HILARY SPURLING's talk on The Unknown Matisse, the first volume of her biography, had the audience gripped. "During my research," she said, "I discovered a secret about Matisse, a sensational secret. One that it's impossible to guess." A hush fell on the auditorium. The audience craned forward. "And to find out that secret," she went on, "you'll have to buy my book." This eerily echoed Mail columnist Simon Heffer's disclosure about his new life of Enoch Powell. "I found a cache of 400 letters he'd written to his parents ,and they reveal a very different man from the Powell image," he confided. "But I can't tell you any more because I've sold the serial rights to a national paper." Any more of this and they'll start throwing rocks.
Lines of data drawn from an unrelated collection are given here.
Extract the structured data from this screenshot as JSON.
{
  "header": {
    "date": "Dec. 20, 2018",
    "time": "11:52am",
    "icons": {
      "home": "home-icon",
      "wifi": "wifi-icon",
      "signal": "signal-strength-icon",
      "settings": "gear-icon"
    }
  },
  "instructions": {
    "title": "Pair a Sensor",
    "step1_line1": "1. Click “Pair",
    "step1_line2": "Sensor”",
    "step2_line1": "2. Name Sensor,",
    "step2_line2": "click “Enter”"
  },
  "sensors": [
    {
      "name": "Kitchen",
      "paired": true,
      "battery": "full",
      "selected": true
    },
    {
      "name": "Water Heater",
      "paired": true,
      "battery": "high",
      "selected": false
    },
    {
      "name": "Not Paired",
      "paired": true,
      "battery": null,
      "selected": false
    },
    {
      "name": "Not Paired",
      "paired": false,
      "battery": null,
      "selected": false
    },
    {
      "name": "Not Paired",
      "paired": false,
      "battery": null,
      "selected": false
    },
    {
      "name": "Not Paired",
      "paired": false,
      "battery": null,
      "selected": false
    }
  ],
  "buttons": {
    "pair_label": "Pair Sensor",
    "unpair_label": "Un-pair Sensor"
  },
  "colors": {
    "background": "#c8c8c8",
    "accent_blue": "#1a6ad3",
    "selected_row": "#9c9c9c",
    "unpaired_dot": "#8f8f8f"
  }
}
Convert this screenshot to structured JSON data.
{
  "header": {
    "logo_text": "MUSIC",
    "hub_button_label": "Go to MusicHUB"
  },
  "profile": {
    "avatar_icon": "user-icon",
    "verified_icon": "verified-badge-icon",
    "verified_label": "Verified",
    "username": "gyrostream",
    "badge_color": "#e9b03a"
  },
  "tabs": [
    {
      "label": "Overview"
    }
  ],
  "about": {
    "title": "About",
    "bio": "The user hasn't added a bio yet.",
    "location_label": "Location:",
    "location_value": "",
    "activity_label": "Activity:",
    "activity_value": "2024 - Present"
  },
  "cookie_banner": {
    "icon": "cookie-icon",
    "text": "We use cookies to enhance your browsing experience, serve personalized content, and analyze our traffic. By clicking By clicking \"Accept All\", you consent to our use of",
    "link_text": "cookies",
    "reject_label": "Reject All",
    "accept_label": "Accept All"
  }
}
ON TO Ziegler and Mark Amory's talk about Osbert Sitwell and Lord Berners. Ziegler's description of the Sitwells as being "the Spice Girls of the Twenties" put them in a whole new light. But confusion reigned as Amory described Berners taking tea with Penelope Betjeman and her Arab in his sitting room. Her Arab? Was this perhaps some swarthy manservant? But no, Amory reassured us, it was merely her horse. As well as his tendency to dye pigeons in pinks and blues, Berners was renowned for his ugliness. A bald man, he once described himself as looking like a "diabolical egg". And when Rex Whistler had painted his portrait, he said of it "Alas, only too like him so it cannot give much pleasure".

Gina Rozner